Is Eye Contact Really Painful or Just an Unexpected Treat?
One of the big "symptoms" of Autism is lack of eye contact. I've heard this one since Case was a tiny Autistic being. It drives my hubby crazy when his son won't look him in the eye (I think Case knows that). I personally can relate to not giving eye contact although I don't believe I'm on the spectrum (if you know me and think otherwise, leave me a comment). I almost get hypnotized when having a conversation with someone while trying to stare them directly in the eye simply so they think I'm listening. I often feel that if I could just look down or away, I would get so much more out of what is being said, but this is socially unacceptable.
I have to wonder if lack of eye contact is really bad, if one isn't looking at it from social perspective. And, I have to wonder if people with Autism are better listeners on some level because they don't make eye contact.
Oddly, I have really never had an eye contact issue with Casey. Tonight was a great example of this. We were at the pool, and usually he is in his own little world moving through the water, self-talking, and just loving the aquatic life. Fortunately for me, it seems he is much easier to engage in the pool, perhaps because of the movement, his relaxation level, who knows. Tonight, he took it upon himself to engage me.
For some reason, he suddenly wanted me to go under the water. Usually, we are at the pool at the end of the day, and I still have my makeup on so I don't want racoon eyes, and I don't want my hair all wet and goofy. So, I never go under, and usually he doesn't mind, but tonight, he was quite certain this was something I had to do.
We moved about the pool, debating on why I should and shouldn't go under, he saying "It will change your life!" (who knows where he got that one), and me saying "No, I don't want to look gross!". All the while, he stared directly into my eyes, so much so that it was almost uncomfortable, I wasn't used to it. But I suppose he felt so strongly about what he wanted, that in his mind, eye contact lent to the seriousness of his request.

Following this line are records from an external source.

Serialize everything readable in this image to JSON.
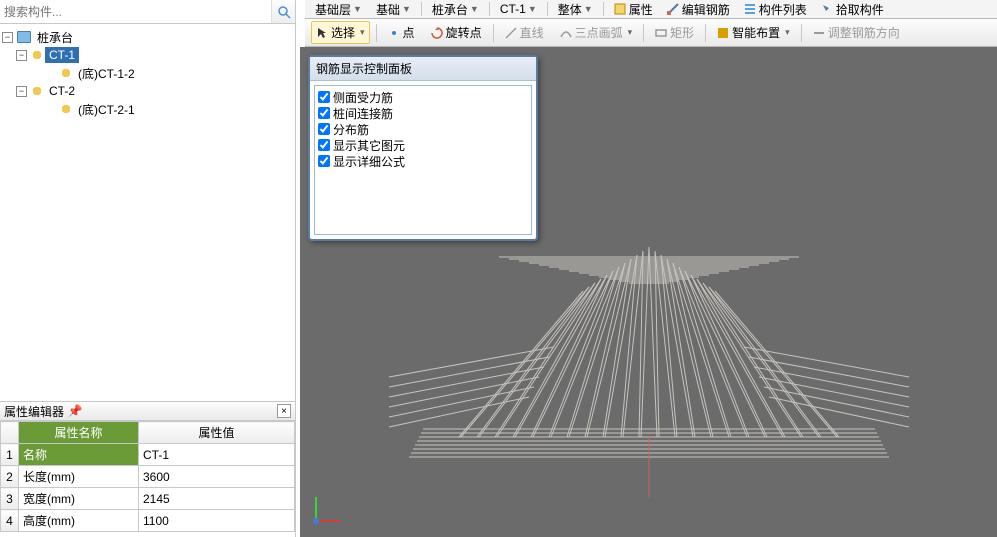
{
  "search": {
    "placeholder": "搜索构件..."
  },
  "topbar": {
    "combo1": "基础层",
    "combo2": "基础",
    "combo3": "桩承台",
    "combo4": "CT-1",
    "combo5": "整体",
    "b_prop": "属性",
    "b_edit": "编辑钢筋",
    "b_list": "构件列表",
    "b_pick": "拾取构件"
  },
  "toolbar2": {
    "select": "选择",
    "point": "点",
    "rotpoint": "旋转点",
    "line": "直线",
    "arc3": "三点画弧",
    "rect": "矩形",
    "smart": "智能布置",
    "adjust": "调整钢筋方向"
  },
  "tree": {
    "root": "桩承台",
    "n1": "CT-1",
    "n1a": "(底)CT-1-2",
    "n2": "CT-2",
    "n2a": "(底)CT-2-1"
  },
  "prop": {
    "header": "属性编辑器",
    "col1": "属性名称",
    "col2": "属性值",
    "rows": [
      {
        "n": "1",
        "k": "名称",
        "v": "CT-1"
      },
      {
        "n": "2",
        "k": "长度(mm)",
        "v": "3600"
      },
      {
        "n": "3",
        "k": "宽度(mm)",
        "v": "2145"
      },
      {
        "n": "4",
        "k": "高度(mm)",
        "v": "1100"
      }
    ]
  },
  "panel": {
    "title": "钢筋显示控制面板",
    "items": [
      "侧面受力筋",
      "桩间连接筋",
      "分布筋",
      "显示其它图元",
      "显示详细公式"
    ]
  }
}
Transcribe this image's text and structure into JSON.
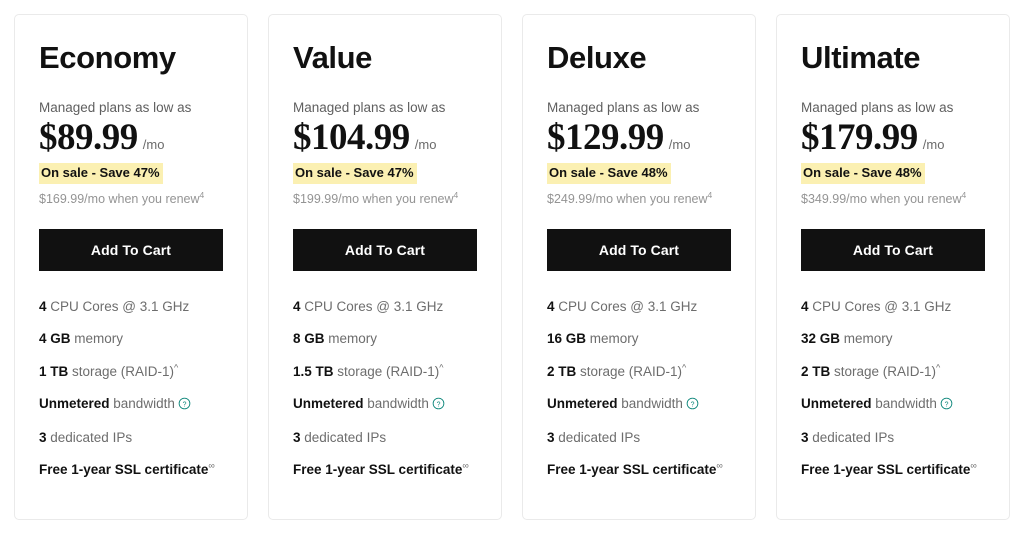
{
  "plans": [
    {
      "title": "Economy",
      "tagline": "Managed plans as low as",
      "price": "$89.99",
      "period": "/mo",
      "sale_badge": "On sale - Save 47%",
      "renew_note": "$169.99/mo when you renew",
      "renew_marker": "4",
      "cta_label": "Add To Cart",
      "features": [
        {
          "strong": "4",
          "rest": " CPU Cores @ 3.1 GHz",
          "marker": "",
          "info_icon": false
        },
        {
          "strong": "4 GB",
          "rest": " memory",
          "marker": "",
          "info_icon": false
        },
        {
          "strong": "1 TB",
          "rest": " storage (RAID-1)",
          "marker": "^",
          "info_icon": false
        },
        {
          "strong": "Unmetered",
          "rest": " bandwidth",
          "marker": "",
          "info_icon": true
        },
        {
          "strong": "3",
          "rest": " dedicated IPs",
          "marker": "",
          "info_icon": false
        },
        {
          "strong": "Free 1-year SSL certificate",
          "rest": "",
          "marker": "∞",
          "info_icon": false
        }
      ]
    },
    {
      "title": "Value",
      "tagline": "Managed plans as low as",
      "price": "$104.99",
      "period": "/mo",
      "sale_badge": "On sale - Save 47%",
      "renew_note": "$199.99/mo when you renew",
      "renew_marker": "4",
      "cta_label": "Add To Cart",
      "features": [
        {
          "strong": "4",
          "rest": " CPU Cores @ 3.1 GHz",
          "marker": "",
          "info_icon": false
        },
        {
          "strong": "8 GB",
          "rest": " memory",
          "marker": "",
          "info_icon": false
        },
        {
          "strong": "1.5 TB",
          "rest": " storage (RAID-1)",
          "marker": "^",
          "info_icon": false
        },
        {
          "strong": "Unmetered",
          "rest": " bandwidth",
          "marker": "",
          "info_icon": true
        },
        {
          "strong": "3",
          "rest": " dedicated IPs",
          "marker": "",
          "info_icon": false
        },
        {
          "strong": "Free 1-year SSL certificate",
          "rest": "",
          "marker": "∞",
          "info_icon": false
        }
      ]
    },
    {
      "title": "Deluxe",
      "tagline": "Managed plans as low as",
      "price": "$129.99",
      "period": "/mo",
      "sale_badge": "On sale - Save 48%",
      "renew_note": "$249.99/mo when you renew",
      "renew_marker": "4",
      "cta_label": "Add To Cart",
      "features": [
        {
          "strong": "4",
          "rest": " CPU Cores @ 3.1 GHz",
          "marker": "",
          "info_icon": false
        },
        {
          "strong": "16 GB",
          "rest": " memory",
          "marker": "",
          "info_icon": false
        },
        {
          "strong": "2 TB",
          "rest": " storage (RAID-1)",
          "marker": "^",
          "info_icon": false
        },
        {
          "strong": "Unmetered",
          "rest": " bandwidth",
          "marker": "",
          "info_icon": true
        },
        {
          "strong": "3",
          "rest": " dedicated IPs",
          "marker": "",
          "info_icon": false
        },
        {
          "strong": "Free 1-year SSL certificate",
          "rest": "",
          "marker": "∞",
          "info_icon": false
        }
      ]
    },
    {
      "title": "Ultimate",
      "tagline": "Managed plans as low as",
      "price": "$179.99",
      "period": "/mo",
      "sale_badge": "On sale - Save 48%",
      "renew_note": "$349.99/mo when you renew",
      "renew_marker": "4",
      "cta_label": "Add To Cart",
      "features": [
        {
          "strong": "4",
          "rest": " CPU Cores @ 3.1 GHz",
          "marker": "",
          "info_icon": false
        },
        {
          "strong": "32 GB",
          "rest": " memory",
          "marker": "",
          "info_icon": false
        },
        {
          "strong": "2 TB",
          "rest": " storage (RAID-1)",
          "marker": "^",
          "info_icon": false
        },
        {
          "strong": "Unmetered",
          "rest": " bandwidth",
          "marker": "",
          "info_icon": true
        },
        {
          "strong": "3",
          "rest": " dedicated IPs",
          "marker": "",
          "info_icon": false
        },
        {
          "strong": "Free 1-year SSL certificate",
          "rest": "",
          "marker": "∞",
          "info_icon": false
        }
      ]
    }
  ],
  "colors": {
    "cta_background": "#111111",
    "sale_highlight": "#fbf0b2",
    "info_icon": "#0c867a",
    "card_border": "#eaeaea"
  }
}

It was bizarre and awesome at the same time, almost like having a wild animal that would never come near a human take a piece of food out of your hand. I felt sorta privaleged to get so much eye contact, I savored it, and I tried to stretch out getting it as long as possible. Finally, I returned the gift with allowing him to "dunk" me. Mission accomplished, he was happy.

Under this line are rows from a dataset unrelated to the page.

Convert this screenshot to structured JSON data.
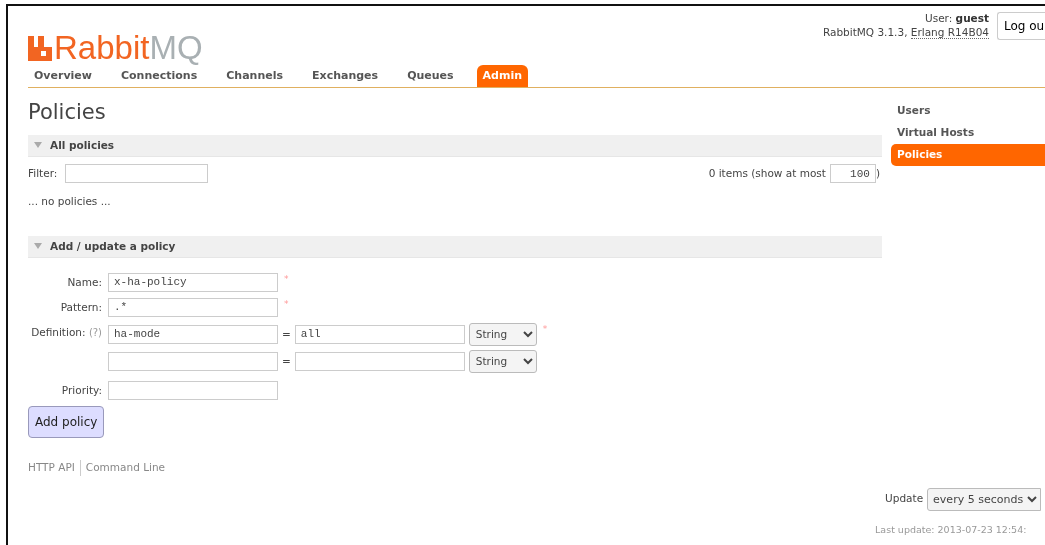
{
  "header": {
    "logo_main": "Rabbit",
    "logo_suffix": "MQ",
    "user_label": "User: ",
    "user": "guest",
    "version": "RabbitMQ 3.1.3, ",
    "erlang": "Erlang R14B04",
    "logout": "Log ou"
  },
  "tabs": [
    {
      "label": "Overview",
      "selected": false
    },
    {
      "label": "Connections",
      "selected": false
    },
    {
      "label": "Channels",
      "selected": false
    },
    {
      "label": "Exchanges",
      "selected": false
    },
    {
      "label": "Queues",
      "selected": false
    },
    {
      "label": "Admin",
      "selected": true
    }
  ],
  "page_title": "Policies",
  "all_policies": {
    "title": "All policies",
    "expanded": true,
    "filter_label": "Filter:",
    "count_text": "0 items (show at most",
    "limit": "100",
    "close_paren": ")",
    "empty_text": "... no policies ..."
  },
  "add_policy": {
    "title": "Add / update a policy",
    "expanded": true,
    "fields": [
      {
        "label": "Name:",
        "value": "x-ha-policy",
        "required_mark": "*"
      },
      {
        "label": "Pattern:",
        "value": ".*",
        "required_mark": "*"
      }
    ],
    "definition": {
      "label": "Definition:",
      "help": "(?)",
      "required_mark": "*",
      "rows": [
        {
          "key": "ha-mode",
          "equals": "=",
          "value": "all",
          "type": "String"
        },
        {
          "key": "",
          "equals": "=",
          "value": "",
          "type": "String"
        }
      ]
    },
    "priority": {
      "label": "Priority:"
    },
    "button": "Add policy"
  },
  "footer_links": [
    "HTTP API",
    "Command Line"
  ],
  "sidebar": {
    "items": [
      {
        "label": "Users",
        "selected": false
      },
      {
        "label": "Virtual Hosts",
        "selected": false
      },
      {
        "label": "Policies",
        "selected": true
      }
    ],
    "update_label": "Update",
    "update_value": "every 5 seconds",
    "last_update": "Last update: 2013-07-23 12:54:"
  }
}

I was happy too, because I have to start believing lack of eye contact isn't a symptom of Autism, but the choice of an Autistic person.